National Crime Syndicate
|Founded by||Lucky Luciano|
|Founding location||Atlantic City, New Jersey, U.S.|
|Territory||United States; mainly active in New York, New Jersey, Illinois, California, Nevada and Florida|
|Ethnicity||Mainly people of Italian and Jewish descent, to a lesser extent Irish-American gangsters, African-American gangsters, Polish-American gangsters, and other organized crime groups|
|Membership (est.)||At least 14 criminal organizations|
|Criminal activities||Racketeering, rum-running, extortion, bribery, drug trafficking, illegal gambling, pimping, robbery, fraud, money laundering, fencing, loan sharking|
|Allies||Murder, Inc., American Mafia|
|Rivals||Several gangs in the country|
The National Crime Syndicate was the name given by the press to the multi-ethnic, loosely connected American confederation of several criminal organizations, a confederation that mostly consisted of the closely interconnected Italian-American Mafia and Jewish mob but also included to various lesser extents Irish-American criminal organizations and other ethnic crime groups.

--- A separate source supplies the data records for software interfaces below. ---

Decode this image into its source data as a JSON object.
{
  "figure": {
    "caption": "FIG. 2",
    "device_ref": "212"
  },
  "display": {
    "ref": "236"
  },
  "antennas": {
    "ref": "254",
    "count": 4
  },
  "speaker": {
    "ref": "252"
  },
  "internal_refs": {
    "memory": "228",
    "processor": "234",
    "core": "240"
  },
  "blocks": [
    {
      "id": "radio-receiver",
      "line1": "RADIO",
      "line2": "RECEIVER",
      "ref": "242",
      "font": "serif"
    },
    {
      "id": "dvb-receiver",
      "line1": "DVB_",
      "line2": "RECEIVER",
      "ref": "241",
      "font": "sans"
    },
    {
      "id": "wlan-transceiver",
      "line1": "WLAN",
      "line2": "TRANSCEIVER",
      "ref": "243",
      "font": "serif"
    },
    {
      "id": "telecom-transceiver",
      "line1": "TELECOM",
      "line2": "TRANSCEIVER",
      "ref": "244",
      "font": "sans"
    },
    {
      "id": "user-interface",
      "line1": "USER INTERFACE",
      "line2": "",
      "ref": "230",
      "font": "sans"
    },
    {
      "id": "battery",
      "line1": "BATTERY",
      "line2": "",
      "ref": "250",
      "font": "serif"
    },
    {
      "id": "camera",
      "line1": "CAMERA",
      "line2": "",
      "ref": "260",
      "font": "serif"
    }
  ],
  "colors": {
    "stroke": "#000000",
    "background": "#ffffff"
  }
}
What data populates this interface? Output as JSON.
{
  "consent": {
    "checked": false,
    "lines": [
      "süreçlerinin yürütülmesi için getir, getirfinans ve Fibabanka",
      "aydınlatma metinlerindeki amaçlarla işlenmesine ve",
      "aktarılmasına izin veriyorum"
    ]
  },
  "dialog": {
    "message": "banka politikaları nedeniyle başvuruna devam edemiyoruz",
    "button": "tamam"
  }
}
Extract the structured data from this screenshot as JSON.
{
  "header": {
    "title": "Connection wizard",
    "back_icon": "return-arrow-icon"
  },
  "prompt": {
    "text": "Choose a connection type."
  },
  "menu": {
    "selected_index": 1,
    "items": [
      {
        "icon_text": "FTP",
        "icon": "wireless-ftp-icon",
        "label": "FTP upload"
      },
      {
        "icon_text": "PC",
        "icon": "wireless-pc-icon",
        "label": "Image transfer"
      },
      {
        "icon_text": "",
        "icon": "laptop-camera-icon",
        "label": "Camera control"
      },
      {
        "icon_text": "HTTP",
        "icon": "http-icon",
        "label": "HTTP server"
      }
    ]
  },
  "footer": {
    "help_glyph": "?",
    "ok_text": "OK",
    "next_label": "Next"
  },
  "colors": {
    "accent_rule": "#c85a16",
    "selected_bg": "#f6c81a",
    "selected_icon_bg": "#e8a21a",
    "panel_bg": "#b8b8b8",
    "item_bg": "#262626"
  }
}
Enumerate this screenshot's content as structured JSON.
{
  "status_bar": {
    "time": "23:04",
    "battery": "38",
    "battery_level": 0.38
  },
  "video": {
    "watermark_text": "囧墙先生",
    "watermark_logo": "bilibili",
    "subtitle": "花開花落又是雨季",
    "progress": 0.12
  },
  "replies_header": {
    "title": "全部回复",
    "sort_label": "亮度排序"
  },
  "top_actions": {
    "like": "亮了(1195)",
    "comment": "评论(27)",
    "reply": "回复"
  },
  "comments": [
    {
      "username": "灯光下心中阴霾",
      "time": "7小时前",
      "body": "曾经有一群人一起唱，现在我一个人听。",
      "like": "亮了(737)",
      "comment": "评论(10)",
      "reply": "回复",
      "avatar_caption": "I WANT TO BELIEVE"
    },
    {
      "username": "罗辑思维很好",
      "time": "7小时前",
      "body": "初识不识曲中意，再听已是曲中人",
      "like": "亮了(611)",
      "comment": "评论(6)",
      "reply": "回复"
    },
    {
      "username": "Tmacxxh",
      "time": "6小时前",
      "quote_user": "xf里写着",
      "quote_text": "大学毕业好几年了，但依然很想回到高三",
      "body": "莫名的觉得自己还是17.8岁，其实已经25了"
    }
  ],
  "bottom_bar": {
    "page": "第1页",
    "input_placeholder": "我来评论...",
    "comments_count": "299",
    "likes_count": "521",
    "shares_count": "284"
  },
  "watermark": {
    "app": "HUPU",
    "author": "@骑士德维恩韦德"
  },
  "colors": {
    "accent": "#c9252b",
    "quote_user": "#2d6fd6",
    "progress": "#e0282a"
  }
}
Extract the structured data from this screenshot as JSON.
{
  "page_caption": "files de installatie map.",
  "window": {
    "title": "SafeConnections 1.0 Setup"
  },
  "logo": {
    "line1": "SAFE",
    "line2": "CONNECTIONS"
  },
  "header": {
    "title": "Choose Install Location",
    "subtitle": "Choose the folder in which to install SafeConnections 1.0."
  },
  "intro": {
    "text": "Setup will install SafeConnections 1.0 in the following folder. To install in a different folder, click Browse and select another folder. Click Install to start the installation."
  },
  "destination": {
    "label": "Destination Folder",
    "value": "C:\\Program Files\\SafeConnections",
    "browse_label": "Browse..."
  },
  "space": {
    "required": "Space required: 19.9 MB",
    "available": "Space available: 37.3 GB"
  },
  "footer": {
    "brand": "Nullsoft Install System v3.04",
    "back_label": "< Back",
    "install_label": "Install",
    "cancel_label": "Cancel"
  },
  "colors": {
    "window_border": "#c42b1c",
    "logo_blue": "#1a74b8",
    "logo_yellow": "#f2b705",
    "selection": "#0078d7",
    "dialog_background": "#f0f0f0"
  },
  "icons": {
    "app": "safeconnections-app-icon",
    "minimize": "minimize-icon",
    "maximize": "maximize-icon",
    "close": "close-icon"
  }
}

The name's origins are uncertain.
According to writers on organized crime, the Syndicate was an idea of Johnny Torrio, and was founded or established at a May 1929 conference in Atlantic City, attended by leading underworld figures throughout the United States, including Torrio, Lucky Luciano, Al Capone, Benjamin "Bugsy" Siegel, Frank Costello, Joe Adonis, Dutch Schultz, Abner "Longie" Zwillman, Louis "Lepke" Buchalter, Gambino crime family head Vincent Mangano, gambler Frank Erickson, Frank Scalice and Albert "the Mad Hatter" Anastasia. Others described the Atlantic City meeting as a coordination and strategy conference for bootleggers.
According to the findings of the U.S. Senate Special Committee in the 1950s chaired by Estes Kefauver, it was a confederation of mainly Italian and Jewish organized crime groups throughout the United States.
The media dubbed the enforcement arm of the Syndicate "Murder, Inc.", a gang of Brooklyn mafiosi who carried out murders in the 1930s and 1940s for various crime bosses. It was headed by Buchalter and Anastasia, who reported to commission members Lansky and Adonis, and included many infamous mobsters. Murder Inc. consisted of two factions, The Jewish Brownsville Boys headed by Abe "Kid Twist" Reles, who reported to Lepke Buchalter and Jacob "Gurrah" Shapiro, and the Italian Ocean Hill Hooligans led by Harry "Happy" Maione, who reported to Albert Anastasia. Bugsy Siegel was involved in many of Murder Incorporated's murders, but as a leading figure instead of a soldier.
In his 1991 biography of Meyer Lansky, Little Man, journalist Robert Lacey argued that no National Crime Syndicate ever existed. "The idea of a National Crime Syndicate is often confused with the Mafia. Yet they are not the same thing," probably referring to the American Mafia.
Although many of its members were imprisoned and some were executed, the demise of the organization is as uncertain as its origins. By the late 1940s, Murder Inc. and most of its non-Italian components were defunct. Some individuals, such as Lansky, continued to operate as affiliates of Italian groups.
In popular culture
The National Crime Syndicate was the subject of numerous movies, mostly in the 1950s, some of which were inspired by the Kefauver hearings. Among them were The Phenix City Story, which described the real-life takeover of a southern town by organized crime, and 711 Ocean Drive, which focused on the nationwide gambling syndicate.
A variation on the National Crime Syndicate (simply called 'The Syndicate') is the main antagonist in most of the later seasons of Mission: Impossible, and in the film Mission: Impossible – Rogue Nation.
The National Crime Syndicate features heavily in Thomas Steadman's book The Flames of the West.
- Howard Abadinsky, Organized Crime, Cengage Learning, 2009, p.115.
- Carl Sifakis, The Mafia Encyclopedia: second edition (Checkmark Books).
- Dennis Eisenberg, Uri Dan, Eli Landau, Meyer Lansky: Mogul of the Mob Paddington Press, 1979.
- Robert Lacey, Little Man: Meyer Lansky and the Gangster Life, (Little Brown & Co., 1991), pp. 200-207.